In no way are these in order I can never choose one I like the most. I have hundred of favorite books but I spent the last couple of months deciding which I liked best and these were my top five. I didn't choose series or else The Harry Potter books would be here, I just chose single books.
The Great Gatsby by Scott Fitzgerald
The Great Gatsby begins in the 1920's, specifically the Jazz Age and our narrator, Nick Carraway moving to West Egg. He is neighbors with the wealthy and mysterious Jay Gatsby. Gatsby spends a good chunk of his money on lavish parties but all he really does is stand next to a window and stares at a green light, across the bay. Great Gatsby is a ninety year old classic, that is still popular and rightly so. It's one of the few love stories that is not formulaic. It is ripe with symbolic imagery. I loved the imagery, style, and the characters.
Fanrenheit 451 by Ray Bradbury
Story is about a world where books are illegal, houses are fireproof, firefighters job is not to put out fires, but to burn books. This book was frighteningly amazing. The predictions that Bradbury hit a little to close to our current world. At the same time, it made me feel defiant. The government will not be taking my books and they can burn me with them, if need be. Also gives a gentle reminder that the establishment is not always telling the truth.
Les Misèrables by Victor Hugo
It is common for people to think Les Misèrables happens during the French Revolution but it actually happens during the French Uprising which was after the French Recoltion. Our story begins with the main character, Jean Valjean who gets five years for stealing a piece of bread, the extra fourteen years he got because he tried to escape multiple times. His life changes when one person shows him kindness, he decides to spend the rest of his life making up for it. It would be a tragedy for a person with poetic mind to not read this book.
You will not forget this book in fact the 1463 pages felt short to me. The movie is almost as good as the book. Almost. My only complaints are that it annoys me that they cut parts of one of the characters personality, so that she seemed like a hero. When she was quite selfish. Plus the person who plays her in the movie is far too pretty compared to how she is described in the book. It also annoys me that they cut another characters personality so that she seemed naive and stupid when really she is smart and kind. Vive la France!
The Help by Kathryn Stockett
This book is about black maids in Jackson, Mississippi in the 60's. They form an alliance with a white magazine writer and tell her their stories working for an organization called, the help. I bought this book for a dollar at my library and went home and asked my book club on Facebook about their thoughts on the book and they told me to start on it immediately. So I did and I loved it. It made me laugh, cry, and everything in between. I truly believe this is a classic in the making.
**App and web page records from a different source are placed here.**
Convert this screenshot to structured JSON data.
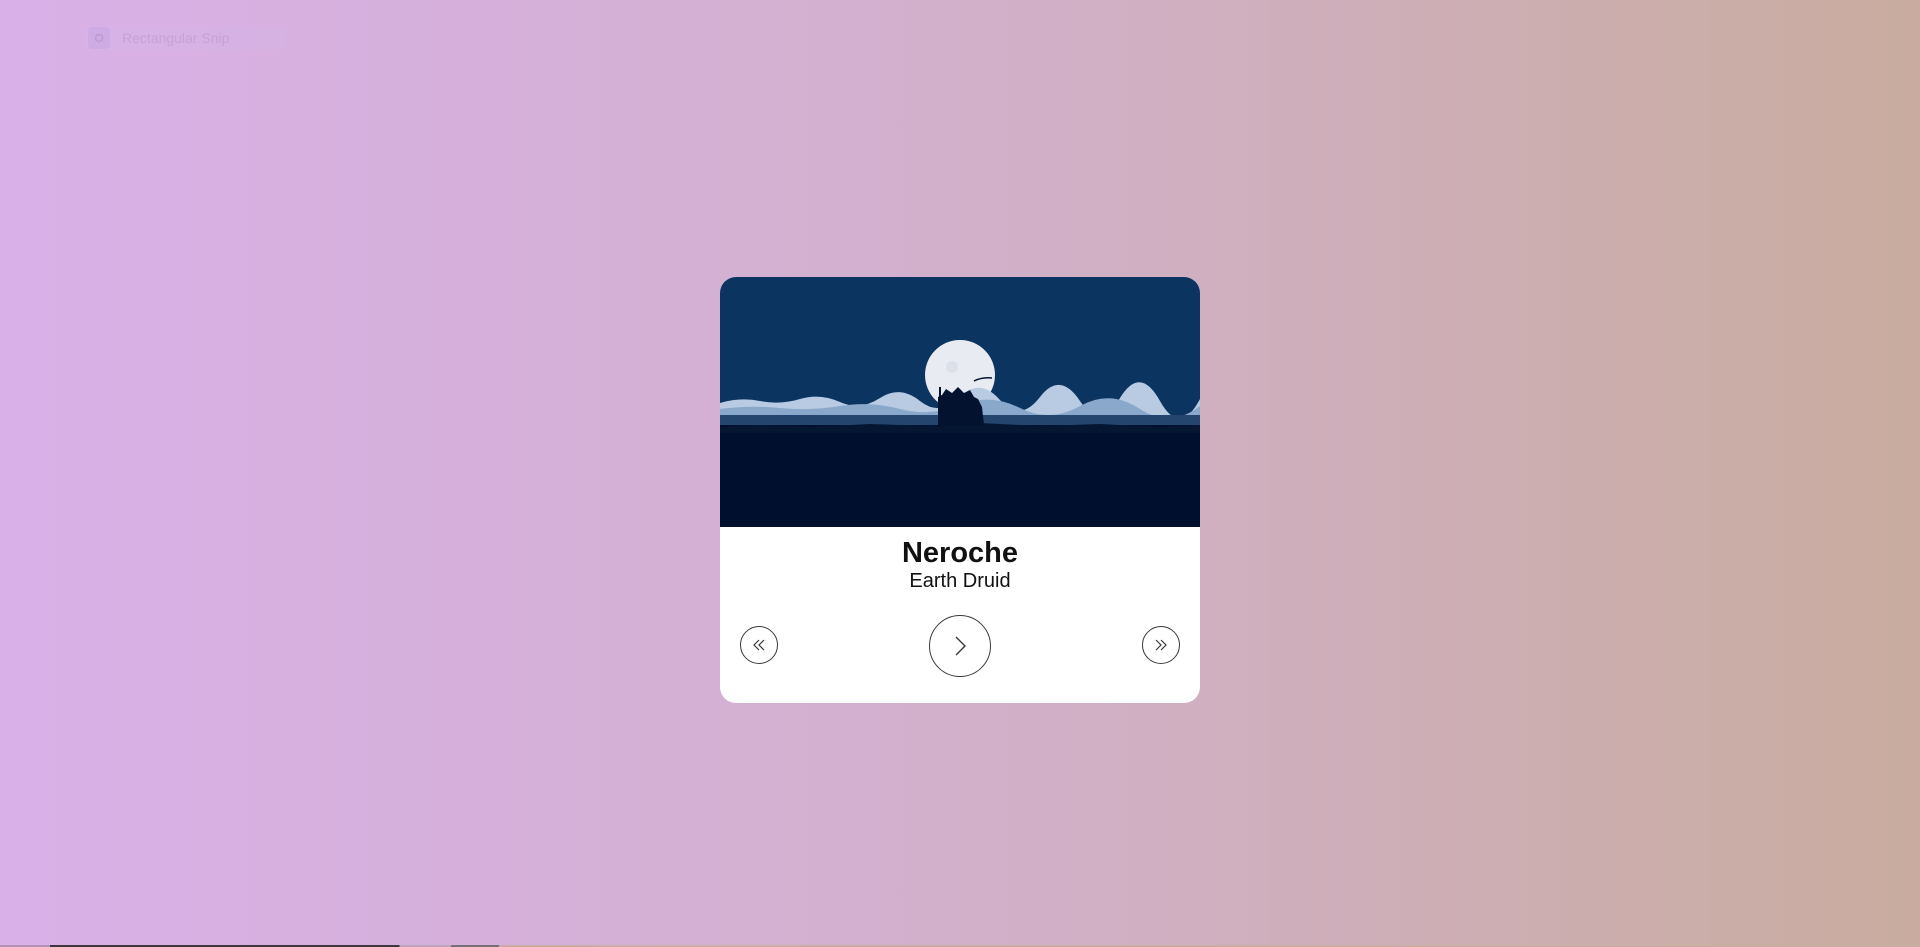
{
  "overlay": {
    "snip_label": "Rectangular Snip",
    "snip_icon": "snip-mode-icon"
  },
  "player": {
    "cover_icon": "moonlit-landscape-artwork",
    "title": "Neroche",
    "artist": "Earth Druid",
    "controls": {
      "prev_icon": "double-chevron-left-icon",
      "play_icon": "chevron-right-icon",
      "next_icon": "double-chevron-right-icon"
    }
  },
  "colors": {
    "background_start": "#d9b0e8",
    "background_end": "#c9ac9f",
    "card": "#ffffff",
    "sky": "#0b3461",
    "ground": "#000f2e",
    "text": "#111111"
  }
}
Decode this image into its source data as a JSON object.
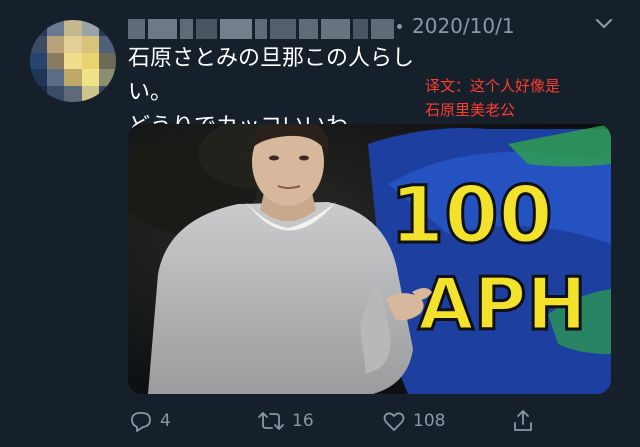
{
  "tweet": {
    "timestamp": "2020/10/1",
    "text": "石原さとみの旦那この人らしい。\nどうりでカッコいいわ。",
    "translation": "译文：这个人好像是\n石原里美老公",
    "media": {
      "sign_text": "100",
      "sign_text2": "APH"
    }
  },
  "actions": {
    "reply_count": "4",
    "retweet_count": "16",
    "like_count": "108"
  },
  "colors": {
    "background": "#15202b",
    "secondary_text": "#8899a6",
    "translation_red": "#ff3b30"
  },
  "icons": {
    "reply": "reply-icon",
    "retweet": "retweet-icon",
    "like": "heart-icon",
    "share": "share-icon",
    "more": "chevron-down-icon"
  }
}
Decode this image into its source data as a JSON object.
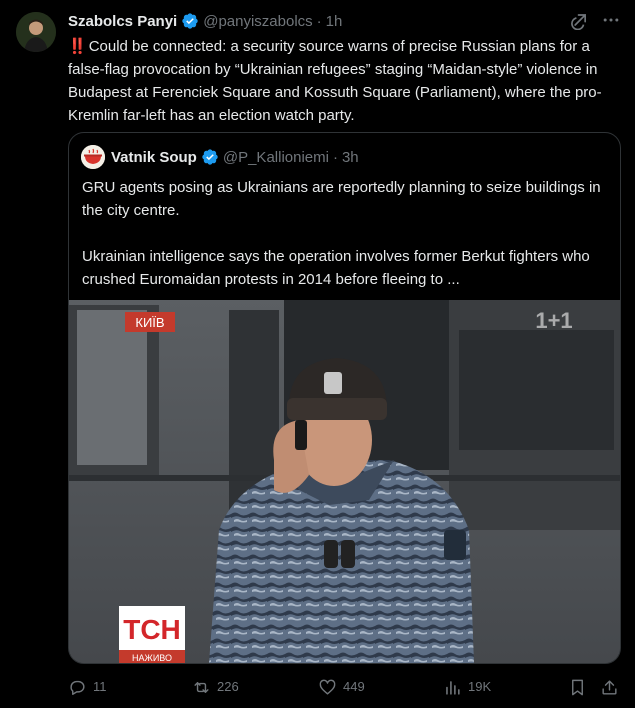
{
  "tweet": {
    "author_name": "Szabolcs Panyi",
    "author_handle": "@panyiszabolcs",
    "separator": "·",
    "time": "1h",
    "alert_glyph": "‼️",
    "text": "Could be connected: a security source warns of precise Russian plans for a false-flag provocation by “Ukrainian refugees” staging “Maidan-style” violence in Budapest at Ferenciek Square and Kossuth Square (Parliament), where the pro-Kremlin far-left has an election watch party.",
    "avatar_icon": "profile-photo",
    "top_icons": [
      "grok-icon",
      "more-icon"
    ]
  },
  "quote": {
    "author_name": "Vatnik Soup",
    "author_handle": "@P_Kallioniemi",
    "separator": "·",
    "time": "3h",
    "paragraphs": [
      "GRU agents posing as Ukrainians are reportedly planning to seize buildings in the city centre.",
      "Ukrainian intelligence says the operation involves former Berkut fighters who crushed Euromaidan protests in 2014 before fleeing to ..."
    ],
    "media": {
      "location_label": "КИЇВ",
      "channel_logo": "1+1",
      "news_logo": "ТСН",
      "live_label": "НАЖИВО"
    }
  },
  "actions": {
    "replies": "11",
    "reposts": "226",
    "likes": "449",
    "views": "19K"
  },
  "colors": {
    "background": "#000000",
    "text": "#e7e9ea",
    "muted": "#71767b",
    "verified": "#1d9bf0",
    "border": "#2f3336",
    "alert": "#f4212e"
  }
}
You can feel the desperation of the protagonists, the bitchiness of the antagonists is portrayed vividly. The movie is almost as good as the book. Almost though.
A Thousand Splendid Suns by Khaled Hosseini
This book is about two women, Mariam and Laila. The book follows them over the span of thirty years as the author accurately depicts what life is like for women in the Middle East. This author has the rare talent to make his characters feel a great amount of empathy, I cried four times. But I promise you it was amazing. I also loved how the author came up with original ways to describe something. That includes original similes and metaphors. The author paints a stark picture of how much harm radical religion and intolerance can cause.